Pull every line with the word "icon" out of the entries below.

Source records
..........

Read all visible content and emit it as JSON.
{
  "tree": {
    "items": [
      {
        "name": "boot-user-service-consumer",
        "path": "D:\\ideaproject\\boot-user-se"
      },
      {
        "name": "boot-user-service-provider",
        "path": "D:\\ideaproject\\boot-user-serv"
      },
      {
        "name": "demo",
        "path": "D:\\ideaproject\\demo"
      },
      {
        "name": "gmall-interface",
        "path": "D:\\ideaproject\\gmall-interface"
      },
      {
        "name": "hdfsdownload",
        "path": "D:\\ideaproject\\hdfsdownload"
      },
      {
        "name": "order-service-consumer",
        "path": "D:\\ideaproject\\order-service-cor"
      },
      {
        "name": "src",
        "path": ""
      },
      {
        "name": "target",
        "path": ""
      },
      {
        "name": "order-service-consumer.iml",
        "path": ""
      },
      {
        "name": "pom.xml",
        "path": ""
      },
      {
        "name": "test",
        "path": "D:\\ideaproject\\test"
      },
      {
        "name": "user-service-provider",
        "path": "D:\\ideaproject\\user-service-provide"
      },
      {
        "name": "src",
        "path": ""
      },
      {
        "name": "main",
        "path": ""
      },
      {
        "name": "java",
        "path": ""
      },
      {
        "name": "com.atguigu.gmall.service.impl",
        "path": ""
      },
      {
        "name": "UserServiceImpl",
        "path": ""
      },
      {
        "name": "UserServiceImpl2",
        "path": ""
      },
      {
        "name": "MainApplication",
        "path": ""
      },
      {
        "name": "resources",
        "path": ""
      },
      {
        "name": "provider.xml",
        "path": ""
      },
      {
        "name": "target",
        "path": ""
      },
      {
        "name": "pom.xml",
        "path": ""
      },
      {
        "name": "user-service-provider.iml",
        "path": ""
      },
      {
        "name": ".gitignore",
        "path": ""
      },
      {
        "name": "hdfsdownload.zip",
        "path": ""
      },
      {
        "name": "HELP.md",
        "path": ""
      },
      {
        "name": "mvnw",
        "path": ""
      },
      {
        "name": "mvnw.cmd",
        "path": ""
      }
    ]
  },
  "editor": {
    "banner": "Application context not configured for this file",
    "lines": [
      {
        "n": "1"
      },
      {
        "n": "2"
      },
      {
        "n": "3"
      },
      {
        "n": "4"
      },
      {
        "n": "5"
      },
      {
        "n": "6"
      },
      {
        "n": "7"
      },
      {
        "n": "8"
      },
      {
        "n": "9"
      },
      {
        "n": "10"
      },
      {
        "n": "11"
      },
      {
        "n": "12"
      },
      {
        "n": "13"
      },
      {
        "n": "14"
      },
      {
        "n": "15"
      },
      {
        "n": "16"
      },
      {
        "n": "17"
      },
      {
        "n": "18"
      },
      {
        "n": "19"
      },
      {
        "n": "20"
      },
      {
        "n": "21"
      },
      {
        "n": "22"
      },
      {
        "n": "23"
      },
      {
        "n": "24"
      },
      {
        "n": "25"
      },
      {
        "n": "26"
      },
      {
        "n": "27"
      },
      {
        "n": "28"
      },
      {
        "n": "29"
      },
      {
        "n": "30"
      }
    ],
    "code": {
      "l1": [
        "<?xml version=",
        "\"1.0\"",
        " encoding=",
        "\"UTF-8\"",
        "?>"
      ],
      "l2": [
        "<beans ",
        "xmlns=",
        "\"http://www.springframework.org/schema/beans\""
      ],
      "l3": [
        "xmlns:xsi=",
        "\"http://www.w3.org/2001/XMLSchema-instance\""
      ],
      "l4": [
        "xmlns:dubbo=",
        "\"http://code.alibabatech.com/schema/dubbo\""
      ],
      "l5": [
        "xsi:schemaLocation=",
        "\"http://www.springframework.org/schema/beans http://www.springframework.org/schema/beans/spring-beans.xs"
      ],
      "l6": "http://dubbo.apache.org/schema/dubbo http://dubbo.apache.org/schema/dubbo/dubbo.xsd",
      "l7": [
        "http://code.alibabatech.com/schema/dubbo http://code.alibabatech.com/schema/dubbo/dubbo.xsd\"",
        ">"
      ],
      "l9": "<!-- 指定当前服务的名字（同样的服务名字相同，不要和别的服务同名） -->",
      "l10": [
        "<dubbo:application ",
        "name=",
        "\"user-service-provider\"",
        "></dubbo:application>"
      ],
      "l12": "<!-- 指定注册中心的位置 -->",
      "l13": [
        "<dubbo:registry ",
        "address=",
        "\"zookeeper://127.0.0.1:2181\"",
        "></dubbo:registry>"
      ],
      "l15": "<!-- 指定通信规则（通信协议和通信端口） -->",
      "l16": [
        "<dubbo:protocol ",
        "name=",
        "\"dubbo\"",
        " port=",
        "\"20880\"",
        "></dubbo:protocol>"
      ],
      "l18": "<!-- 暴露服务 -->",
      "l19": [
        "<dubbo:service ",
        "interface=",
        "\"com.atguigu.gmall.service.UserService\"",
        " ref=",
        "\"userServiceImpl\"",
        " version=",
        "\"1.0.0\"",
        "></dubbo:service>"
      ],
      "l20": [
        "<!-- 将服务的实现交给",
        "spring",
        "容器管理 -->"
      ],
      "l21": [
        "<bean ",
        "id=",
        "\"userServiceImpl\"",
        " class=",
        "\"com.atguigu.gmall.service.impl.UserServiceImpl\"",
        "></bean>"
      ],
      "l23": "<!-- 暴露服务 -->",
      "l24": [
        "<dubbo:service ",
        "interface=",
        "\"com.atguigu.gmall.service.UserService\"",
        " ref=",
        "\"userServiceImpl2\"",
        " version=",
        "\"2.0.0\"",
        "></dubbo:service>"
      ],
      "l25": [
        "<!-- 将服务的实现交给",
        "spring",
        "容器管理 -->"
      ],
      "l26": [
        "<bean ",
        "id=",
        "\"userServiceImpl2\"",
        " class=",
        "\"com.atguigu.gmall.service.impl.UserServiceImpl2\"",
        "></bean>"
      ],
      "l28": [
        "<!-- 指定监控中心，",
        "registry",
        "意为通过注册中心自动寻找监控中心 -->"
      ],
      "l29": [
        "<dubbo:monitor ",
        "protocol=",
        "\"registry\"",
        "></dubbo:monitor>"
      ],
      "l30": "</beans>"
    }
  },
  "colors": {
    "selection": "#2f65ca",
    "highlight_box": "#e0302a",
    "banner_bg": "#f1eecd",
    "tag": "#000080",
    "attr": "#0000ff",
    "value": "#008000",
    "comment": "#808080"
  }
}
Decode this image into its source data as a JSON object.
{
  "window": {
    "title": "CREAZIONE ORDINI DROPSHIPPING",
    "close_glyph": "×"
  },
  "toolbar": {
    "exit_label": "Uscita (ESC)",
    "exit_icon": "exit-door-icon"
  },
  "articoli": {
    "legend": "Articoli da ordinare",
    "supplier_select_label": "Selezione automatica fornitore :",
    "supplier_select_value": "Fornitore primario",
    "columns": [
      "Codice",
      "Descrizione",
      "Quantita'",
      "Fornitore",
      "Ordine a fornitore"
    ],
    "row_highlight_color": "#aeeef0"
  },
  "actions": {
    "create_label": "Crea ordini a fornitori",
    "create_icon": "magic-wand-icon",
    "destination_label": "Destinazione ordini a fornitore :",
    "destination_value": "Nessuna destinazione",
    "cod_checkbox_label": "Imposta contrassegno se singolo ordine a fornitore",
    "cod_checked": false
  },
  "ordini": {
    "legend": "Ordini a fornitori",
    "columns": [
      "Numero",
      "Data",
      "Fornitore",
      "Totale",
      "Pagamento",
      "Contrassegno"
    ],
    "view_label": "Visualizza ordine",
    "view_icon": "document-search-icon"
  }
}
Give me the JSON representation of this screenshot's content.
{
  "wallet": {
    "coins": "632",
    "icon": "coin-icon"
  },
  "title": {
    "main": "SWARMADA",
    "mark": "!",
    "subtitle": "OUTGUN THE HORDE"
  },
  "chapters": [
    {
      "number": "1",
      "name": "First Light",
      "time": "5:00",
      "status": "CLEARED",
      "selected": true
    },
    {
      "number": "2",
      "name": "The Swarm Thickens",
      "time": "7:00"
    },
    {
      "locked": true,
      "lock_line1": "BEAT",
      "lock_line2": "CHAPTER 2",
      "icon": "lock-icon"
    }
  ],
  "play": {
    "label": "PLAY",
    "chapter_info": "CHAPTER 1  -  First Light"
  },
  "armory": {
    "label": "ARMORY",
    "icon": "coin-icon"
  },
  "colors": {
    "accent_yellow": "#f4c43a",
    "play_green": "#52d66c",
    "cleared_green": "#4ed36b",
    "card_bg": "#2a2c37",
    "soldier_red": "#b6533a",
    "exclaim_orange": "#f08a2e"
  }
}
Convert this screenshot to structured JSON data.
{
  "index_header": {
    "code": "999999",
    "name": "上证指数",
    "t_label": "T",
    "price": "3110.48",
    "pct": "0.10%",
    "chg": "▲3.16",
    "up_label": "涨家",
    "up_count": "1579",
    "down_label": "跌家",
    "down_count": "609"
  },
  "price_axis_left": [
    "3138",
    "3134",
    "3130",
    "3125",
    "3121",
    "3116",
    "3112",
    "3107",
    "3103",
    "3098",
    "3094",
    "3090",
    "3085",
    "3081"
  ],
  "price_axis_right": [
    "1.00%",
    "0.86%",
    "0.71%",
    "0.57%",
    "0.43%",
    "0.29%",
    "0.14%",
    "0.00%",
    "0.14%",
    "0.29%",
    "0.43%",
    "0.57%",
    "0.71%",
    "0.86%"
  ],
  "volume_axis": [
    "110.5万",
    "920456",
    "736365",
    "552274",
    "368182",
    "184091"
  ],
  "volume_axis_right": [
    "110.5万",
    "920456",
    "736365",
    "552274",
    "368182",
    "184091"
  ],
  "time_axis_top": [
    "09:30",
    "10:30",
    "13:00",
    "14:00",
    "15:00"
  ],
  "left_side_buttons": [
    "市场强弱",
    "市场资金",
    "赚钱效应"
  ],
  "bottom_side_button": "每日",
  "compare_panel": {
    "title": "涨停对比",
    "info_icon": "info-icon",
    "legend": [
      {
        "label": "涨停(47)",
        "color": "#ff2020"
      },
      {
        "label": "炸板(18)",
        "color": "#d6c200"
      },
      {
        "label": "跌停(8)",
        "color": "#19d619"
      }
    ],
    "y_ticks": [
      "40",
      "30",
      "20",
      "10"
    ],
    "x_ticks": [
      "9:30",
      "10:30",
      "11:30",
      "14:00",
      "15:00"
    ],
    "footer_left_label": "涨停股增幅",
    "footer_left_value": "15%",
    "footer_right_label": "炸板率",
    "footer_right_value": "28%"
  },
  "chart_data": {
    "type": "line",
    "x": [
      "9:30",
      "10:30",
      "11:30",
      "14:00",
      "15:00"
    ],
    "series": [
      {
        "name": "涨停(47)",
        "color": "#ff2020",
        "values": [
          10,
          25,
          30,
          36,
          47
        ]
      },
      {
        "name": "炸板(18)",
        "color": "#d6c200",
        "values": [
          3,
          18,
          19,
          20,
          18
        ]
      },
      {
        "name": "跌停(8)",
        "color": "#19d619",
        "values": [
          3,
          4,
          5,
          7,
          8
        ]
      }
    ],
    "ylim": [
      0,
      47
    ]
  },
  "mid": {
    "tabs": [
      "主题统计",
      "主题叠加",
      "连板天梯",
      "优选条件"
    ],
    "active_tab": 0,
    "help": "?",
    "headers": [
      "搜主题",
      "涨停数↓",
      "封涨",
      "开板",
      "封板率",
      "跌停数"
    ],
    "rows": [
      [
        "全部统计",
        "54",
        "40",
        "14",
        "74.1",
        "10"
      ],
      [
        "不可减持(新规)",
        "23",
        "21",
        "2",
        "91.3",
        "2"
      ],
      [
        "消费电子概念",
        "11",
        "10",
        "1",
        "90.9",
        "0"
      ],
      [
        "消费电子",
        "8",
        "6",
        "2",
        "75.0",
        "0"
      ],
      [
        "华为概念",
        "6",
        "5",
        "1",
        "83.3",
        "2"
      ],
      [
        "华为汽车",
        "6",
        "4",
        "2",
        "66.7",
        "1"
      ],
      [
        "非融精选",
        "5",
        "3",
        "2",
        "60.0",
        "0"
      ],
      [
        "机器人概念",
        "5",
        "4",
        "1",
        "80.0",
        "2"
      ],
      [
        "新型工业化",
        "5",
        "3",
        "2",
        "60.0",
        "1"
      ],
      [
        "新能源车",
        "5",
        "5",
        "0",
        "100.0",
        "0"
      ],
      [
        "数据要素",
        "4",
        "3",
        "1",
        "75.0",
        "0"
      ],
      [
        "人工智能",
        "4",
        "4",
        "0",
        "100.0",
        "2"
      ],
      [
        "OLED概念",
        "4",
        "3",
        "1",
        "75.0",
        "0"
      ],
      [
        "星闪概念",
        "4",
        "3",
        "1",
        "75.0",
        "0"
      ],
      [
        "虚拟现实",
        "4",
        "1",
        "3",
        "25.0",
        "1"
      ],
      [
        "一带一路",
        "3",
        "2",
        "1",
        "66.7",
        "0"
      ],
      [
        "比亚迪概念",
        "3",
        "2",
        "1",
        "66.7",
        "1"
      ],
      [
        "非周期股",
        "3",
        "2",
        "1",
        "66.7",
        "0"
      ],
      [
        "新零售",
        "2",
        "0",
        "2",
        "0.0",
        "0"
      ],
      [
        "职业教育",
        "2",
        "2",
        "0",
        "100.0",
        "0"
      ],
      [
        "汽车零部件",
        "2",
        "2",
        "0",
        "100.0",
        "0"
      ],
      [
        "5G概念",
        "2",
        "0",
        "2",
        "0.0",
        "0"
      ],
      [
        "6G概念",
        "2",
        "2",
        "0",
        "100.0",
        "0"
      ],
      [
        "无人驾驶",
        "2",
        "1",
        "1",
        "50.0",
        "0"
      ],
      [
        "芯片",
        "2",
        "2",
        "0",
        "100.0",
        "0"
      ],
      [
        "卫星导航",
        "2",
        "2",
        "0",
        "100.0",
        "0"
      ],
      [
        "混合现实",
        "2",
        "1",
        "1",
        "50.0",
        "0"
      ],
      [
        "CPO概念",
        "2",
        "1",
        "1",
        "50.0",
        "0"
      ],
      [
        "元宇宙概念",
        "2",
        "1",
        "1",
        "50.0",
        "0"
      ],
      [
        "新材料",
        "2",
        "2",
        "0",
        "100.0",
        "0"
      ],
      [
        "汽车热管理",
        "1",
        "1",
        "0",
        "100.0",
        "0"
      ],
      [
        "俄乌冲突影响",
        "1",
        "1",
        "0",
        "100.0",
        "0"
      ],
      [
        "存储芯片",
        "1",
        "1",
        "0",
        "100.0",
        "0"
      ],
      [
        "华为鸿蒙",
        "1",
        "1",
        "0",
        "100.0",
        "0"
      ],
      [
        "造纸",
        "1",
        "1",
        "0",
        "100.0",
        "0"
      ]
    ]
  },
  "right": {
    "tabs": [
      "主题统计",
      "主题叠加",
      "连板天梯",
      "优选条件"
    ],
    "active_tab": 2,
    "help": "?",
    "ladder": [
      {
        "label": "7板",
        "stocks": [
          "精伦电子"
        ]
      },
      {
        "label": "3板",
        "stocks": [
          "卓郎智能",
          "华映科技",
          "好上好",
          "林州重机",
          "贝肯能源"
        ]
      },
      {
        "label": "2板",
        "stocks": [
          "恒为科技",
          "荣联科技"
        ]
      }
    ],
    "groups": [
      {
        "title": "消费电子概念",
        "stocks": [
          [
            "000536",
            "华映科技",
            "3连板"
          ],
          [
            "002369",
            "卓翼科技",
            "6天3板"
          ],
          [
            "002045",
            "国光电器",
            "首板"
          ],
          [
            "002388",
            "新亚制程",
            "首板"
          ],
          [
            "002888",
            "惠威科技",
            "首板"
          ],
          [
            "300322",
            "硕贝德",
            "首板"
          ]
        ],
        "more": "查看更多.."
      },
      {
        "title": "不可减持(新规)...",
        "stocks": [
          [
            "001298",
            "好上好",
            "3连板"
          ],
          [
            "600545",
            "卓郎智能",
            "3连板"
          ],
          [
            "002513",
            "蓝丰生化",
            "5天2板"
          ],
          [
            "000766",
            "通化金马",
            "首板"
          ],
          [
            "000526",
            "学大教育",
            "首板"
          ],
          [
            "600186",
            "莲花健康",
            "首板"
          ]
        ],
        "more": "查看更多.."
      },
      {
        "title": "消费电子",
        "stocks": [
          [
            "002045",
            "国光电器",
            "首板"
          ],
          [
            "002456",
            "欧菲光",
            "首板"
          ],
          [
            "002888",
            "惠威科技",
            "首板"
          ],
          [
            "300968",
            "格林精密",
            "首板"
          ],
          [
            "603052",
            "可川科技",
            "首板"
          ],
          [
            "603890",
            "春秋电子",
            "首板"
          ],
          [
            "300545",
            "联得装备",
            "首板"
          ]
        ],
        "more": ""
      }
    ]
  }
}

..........

> **EXERCISE SOLUTION**:
    "exit_icon": "exit-door-icon"
    "create_icon": "magic-wand-icon",
    "view_icon": "document-search-icon"
    "icon": "coin-icon"
      "icon": "lock-icon"
    "icon": "coin-icon"
    "info_icon": "info-icon",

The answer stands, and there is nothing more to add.